Waldo Lake Yeast

I just racked the Waldo Lake Amber to secondary. I decided (for the first time) to save the yeast. I put it in the pictured mason jar (sanitized) and stuck it in the fridge. Now I have a few questions:

-Do I need a starter with this, if I brew a similar or like beer?
-How long do I have before it goes bad?
-Do I just pitch the whole quart jar’s worth into the next batch?

I’ve always poured my used yeast down the drain, but I’m thinking I’d like to try using it again.
Any advice would be welcome.

You will notice the yeast will settle into 3 distinct layers. Bottom is trub, white second layer is yeast and the top should end up being clear beer. Search for how to wash your yeast to reduce down to a smaller container with a greater percentage of yeast. Some will say it is not worth it and just pour what you have in.

If you use that in the next two to 3 weeks, you would not need a starter. Beyond that, you probably should make one.

I have kept yeast for over a year that way. Took a while to get a starter going and it took a couple steps, but it worked. At that point, next time, I will buy new.

OK, I will look for the 3 layers. Thanks!

I should add that I did this recently with White Labs British Ale yeast. I racked off fermented beer, washed yeast, and divided washed yeast into three mason jars. I kept the jars in the fridge for several days until it settled out. Have recently brewed 2 similar styles using the leftover yeast from original batch. I still have one mason jar left. As far as I’m concerned original yeast price ($8 @ local brewery) divided by three or four or even more batches equates to just over a few bucks per batch. Cheaper than dry!

Thanks, holaday. Now all I need to do is learn how to wash yeast.

Make sure you vent that jar daily until it stops producing CO2, which can take several days / weeks. Last thing you want is a yeasty bottle bomb in your firdge.

That’s interesting you mention that — brewed a batch this past weekend with reused yeast and had a hell of a time getting the top off of the mason jar. Once removed, it sounded like a beer opening!

Will do, thanks Greg

So, I’ll just crack it every morning before I leave for work

Good thread. I’ve been too nervous to try harvesting and washing yeast, but probably without cause since I’m careful about sanitation. But I’ve been thinking about it more lately, since I tend to use 1028 quite a bit. Makes sense to cut costs further.
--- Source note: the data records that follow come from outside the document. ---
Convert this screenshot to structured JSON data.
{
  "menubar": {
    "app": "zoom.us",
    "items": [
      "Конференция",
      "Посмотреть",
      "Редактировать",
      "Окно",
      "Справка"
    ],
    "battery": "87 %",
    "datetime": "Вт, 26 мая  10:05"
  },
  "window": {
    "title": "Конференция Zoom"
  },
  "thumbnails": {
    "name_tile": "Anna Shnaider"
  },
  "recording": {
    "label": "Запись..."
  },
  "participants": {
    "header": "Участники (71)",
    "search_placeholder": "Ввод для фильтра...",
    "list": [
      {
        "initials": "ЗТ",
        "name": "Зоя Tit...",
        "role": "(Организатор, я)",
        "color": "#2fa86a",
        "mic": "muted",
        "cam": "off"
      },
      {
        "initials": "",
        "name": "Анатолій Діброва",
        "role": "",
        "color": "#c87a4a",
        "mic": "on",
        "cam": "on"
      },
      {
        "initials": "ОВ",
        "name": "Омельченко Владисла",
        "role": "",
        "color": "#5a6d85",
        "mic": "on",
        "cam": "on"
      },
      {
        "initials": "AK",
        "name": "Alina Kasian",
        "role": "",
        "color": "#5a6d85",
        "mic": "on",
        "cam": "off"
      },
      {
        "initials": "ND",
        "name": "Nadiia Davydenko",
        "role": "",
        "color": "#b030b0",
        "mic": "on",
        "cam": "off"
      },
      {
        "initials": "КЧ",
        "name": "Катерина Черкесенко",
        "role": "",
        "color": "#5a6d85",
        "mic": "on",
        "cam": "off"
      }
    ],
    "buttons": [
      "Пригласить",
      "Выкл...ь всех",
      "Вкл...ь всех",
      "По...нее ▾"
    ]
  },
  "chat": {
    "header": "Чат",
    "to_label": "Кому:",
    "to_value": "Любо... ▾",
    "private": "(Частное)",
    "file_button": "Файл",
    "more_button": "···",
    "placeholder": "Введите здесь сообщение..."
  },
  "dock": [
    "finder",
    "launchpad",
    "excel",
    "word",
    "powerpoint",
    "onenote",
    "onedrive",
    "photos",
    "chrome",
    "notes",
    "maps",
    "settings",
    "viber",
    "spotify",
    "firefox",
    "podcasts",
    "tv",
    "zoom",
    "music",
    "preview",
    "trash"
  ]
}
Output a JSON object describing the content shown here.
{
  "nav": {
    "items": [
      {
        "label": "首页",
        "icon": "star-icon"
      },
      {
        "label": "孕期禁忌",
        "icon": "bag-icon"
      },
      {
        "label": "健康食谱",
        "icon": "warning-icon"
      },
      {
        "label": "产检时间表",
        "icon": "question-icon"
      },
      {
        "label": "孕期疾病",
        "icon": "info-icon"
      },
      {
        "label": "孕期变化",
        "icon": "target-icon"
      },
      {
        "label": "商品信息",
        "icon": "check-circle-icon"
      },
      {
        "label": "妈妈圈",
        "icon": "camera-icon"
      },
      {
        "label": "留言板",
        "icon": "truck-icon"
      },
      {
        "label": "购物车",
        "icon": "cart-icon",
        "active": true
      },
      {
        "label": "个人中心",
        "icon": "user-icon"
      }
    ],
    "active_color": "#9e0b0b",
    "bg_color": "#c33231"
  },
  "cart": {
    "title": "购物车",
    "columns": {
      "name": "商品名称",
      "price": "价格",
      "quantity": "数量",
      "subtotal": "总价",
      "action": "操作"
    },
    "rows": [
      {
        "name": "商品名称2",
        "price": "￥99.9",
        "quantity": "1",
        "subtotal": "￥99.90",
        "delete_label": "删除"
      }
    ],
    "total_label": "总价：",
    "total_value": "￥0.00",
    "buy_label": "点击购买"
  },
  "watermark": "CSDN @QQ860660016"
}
I feel wasteful every time I dump a yeast cake down the drain.

Same here.

Really? It definitely makes some CO2 from being stirred up…taking it from a batch that was finished and adding distilled water to it… that can really have enough CO2 to esplode?

Sometimes because Of the transfer. Mine behaved the way it did because I made a small starter way prior to putting it in the fridge.

After washing, I purge off the CO2 once a week if even that often. Besides being thrifty washing and reusing yeast encourages you to get more familiar with yeast flavors. I’ve stretched a batch of 1056 a friend bought when he wanted me to brew a beer for him. I’ve reused it in a caribou slobber and now the brick warmer. I didn’t use a starter for either and they came out great. I am going to start using a pinch of yeast nutrient cause at only $2.25 it seems worth it. Anyway, it has helped increase my understanding of yeast’s contributions to beer flavors, and that’s the best payback.

Here’s a couple of helpful links:

http://billybrew.com/yeast-washing http://www.youtube.com/watch?v=lPYUFJ4bPD4

I’m one of the lazy guys who says dump the whole thing in the next batch. Better yet, plan accordingly and rack off the primary the same day you are brewing and put the new batch right on top of the yeast cake in the same fermenter. Us “normal sized guys” need to conserve our energy. :cheers:

So when you do it this way, you’re just dumping it right into the dirty fermenter? Do you clean the crust off the walls or anything? Does it matter?

So when you do it this way, you’re just dumping it right into the dirty fermenter? Do you clean the crust off the walls or anything? Does it matter?[/quote]No need to clean as it is already sanitized from the first batch. Now I would never do this for a third time. But it works great for those times when you are feeling lazy.


Split it 3 ways. Reuse without a starter up to a month, a 2L starter up to 6 months, after that you will probably want to step it up from 1L to a 2L to get enough yeast for pitching. Sometimes I will pitch two jars up to 2 months.

Taking yeast to the 5th generation will get you 121 batches from 1 yeast pack. Even if it’s dry yeast you can save hundreds.

I have a small refrigerator dedicated to my yeast harvests. I have a hard time pouring the 6th generation down the sink and I just imagine all those living yeasties screaming out “Just one more batch, Coach!”

I think I will try this with the next brew. Then I will try mvsawyer’s suggestion. This is new territory for me, and I’m really excited about saving money on yeast. And yes, This “normal sized guy” needs all the energy he can get!